Home Prices Continued to Rise in April, But Rate of Appreciation is Slowing


Driven by a lack of inventory, U.S. home prices continued to increase in April, rising 0.3% on an adjusted basis compared with March, according to the S&P CoreLogic Case-Shiller U.S. National Home Price NSA Index.

The index’s 10-city and 20-city composites increased 0.5% and 0.4%, respectively, compared with March.

Year-over-year, home prices were up 6.3%.

San Diego continued to report the highest annual gain among the 20 cities, with a 10.3% increase, followed by New York at 9.4% and Chicago at 8.7%.

Portland, Ore., once again held the lowest rank for the smallest year-over-year growth, with a 1.7% annual increase in April.

“For the second consecutive month, we’ve seen our National Index jump at least 1 percent over its previous all-time high,” says Brian D. Luke, head of commodities, real and digital assets at S&P Dow Jones Indices. “2024 is closely tracking the strong start observed last year, where March and April posted the largest rise seen prior to a slowdown in the summer and fall. Heading into summer, the market is at an all-time high, once again testing its resilience against the historically more active time of the year.

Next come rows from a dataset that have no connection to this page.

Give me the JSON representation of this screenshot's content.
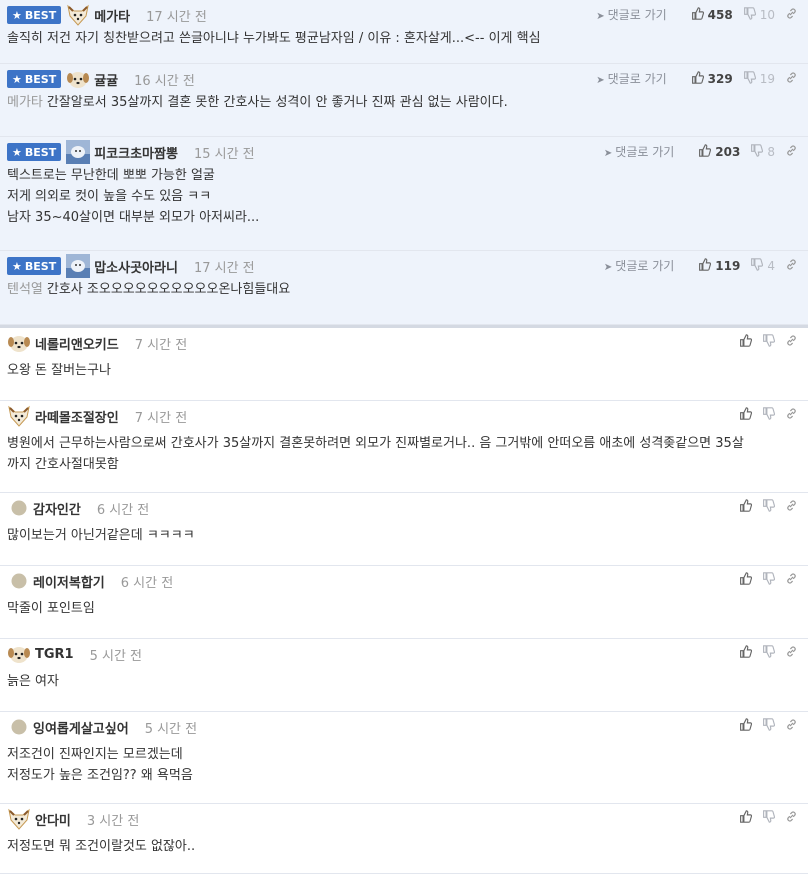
{
  "ui": {
    "best_label": "BEST",
    "goto_label": "댓글로 가기"
  },
  "best_comments": [
    {
      "nick": "메가타",
      "time": "17 시간 전",
      "up": "458",
      "down": "10",
      "reply_to": "",
      "lines": [
        "솔직히 저건 자기 칭찬받으려고 쓴글아니냐 누가봐도 평균남자임 / 이유 : 혼자살게...<-- 이게 핵심"
      ],
      "avatar": "fox-avatar"
    },
    {
      "nick": "귤귤",
      "time": "16 시간 전",
      "up": "329",
      "down": "19",
      "reply_to": "메가타",
      "lines": [
        "간잘알로서 35살까지 결혼 못한 간호사는 성격이 안 좋거나 진짜 관심 없는 사람이다."
      ],
      "avatar": "dog-avatar"
    },
    {
      "nick": "피코크초마짬뽕",
      "time": "15 시간 전",
      "up": "203",
      "down": "8",
      "reply_to": "",
      "lines": [
        "텍스트로는 무난한데 뽀뽀 가능한 얼굴",
        "저게 의외로 컷이 높을 수도 있음 ㅋㅋ",
        "남자 35~40살이면 대부분 외모가 아저씨라..."
      ],
      "avatar": "photo-avatar"
    },
    {
      "nick": "맙소사곳아라니",
      "time": "17 시간 전",
      "up": "119",
      "down": "4",
      "reply_to": "텐석열",
      "lines": [
        "간호사 조오오오오오오오오오오온나힘들대요"
      ],
      "avatar": "photo-avatar"
    }
  ],
  "comments": [
    {
      "nick": "네롤리앤오키드",
      "time": "7 시간 전",
      "lines": [
        "오왕 돈 잘버는구나"
      ],
      "avatar": "dog-avatar"
    },
    {
      "nick": "라떼몰조절장인",
      "time": "7 시간 전",
      "lines": [
        "병원에서 근무하는사람으로써 간호사가 35살까지 결혼못하려면 외모가 진짜별로거나.. 음 그거밖에 안떠오름 애초에 성격좆같으면 35살",
        "까지 간호사절대못함"
      ],
      "avatar": "fox-avatar"
    },
    {
      "nick": "감자인간",
      "time": "6 시간 전",
      "lines": [
        "많이보는거 아닌거같은데 ㅋㅋㅋㅋ"
      ],
      "avatar": "default-avatar"
    },
    {
      "nick": "레이저복합기",
      "time": "6 시간 전",
      "lines": [
        "막줄이 포인트임"
      ],
      "avatar": "default-avatar"
    },
    {
      "nick": "TGR1",
      "time": "5 시간 전",
      "lines": [
        "늙은 여자"
      ],
      "avatar": "dog-avatar"
    },
    {
      "nick": "잉여롭게살고싶어",
      "time": "5 시간 전",
      "lines": [
        "저조건이 진짜인지는 모르겠는데",
        "저정도가 높은 조건임?? 왜 욕먹음"
      ],
      "avatar": "default-avatar"
    },
    {
      "nick": "안다미",
      "time": "3 시간 전",
      "lines": [
        "저정도면 뭐 조건이랄것도 없잖아.."
      ],
      "avatar": "fox-avatar"
    }
  ]
}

“Thirteen markets are currently at all-time highs and San Diego reigns supreme once again, topping annual returns for the last six months,” Luke says. “The Northeast is the best performing market for the previous nine months, with New York rising 9.4 percent, annually.

“Sustained outperformance of the Northeast market was last observed in 2011,” he adds. “For the decade that followed, the West and the South held the top posts for performance. It’s now been over a year since we’ve seen the top region come from the South or the West.

“Last month’s all-time high came with all 20 markets accelerating price gains,” Luke says. “This month, just over half of our markets are seeing prices accelerate on a monthly basis. At 6.3 percent annual gains, the index has decelerated from the start of the year, with only two markets rising on an annual basis.”

Photo: Kostiantyn Li

Notify of
Inline Feedbacks
View all comments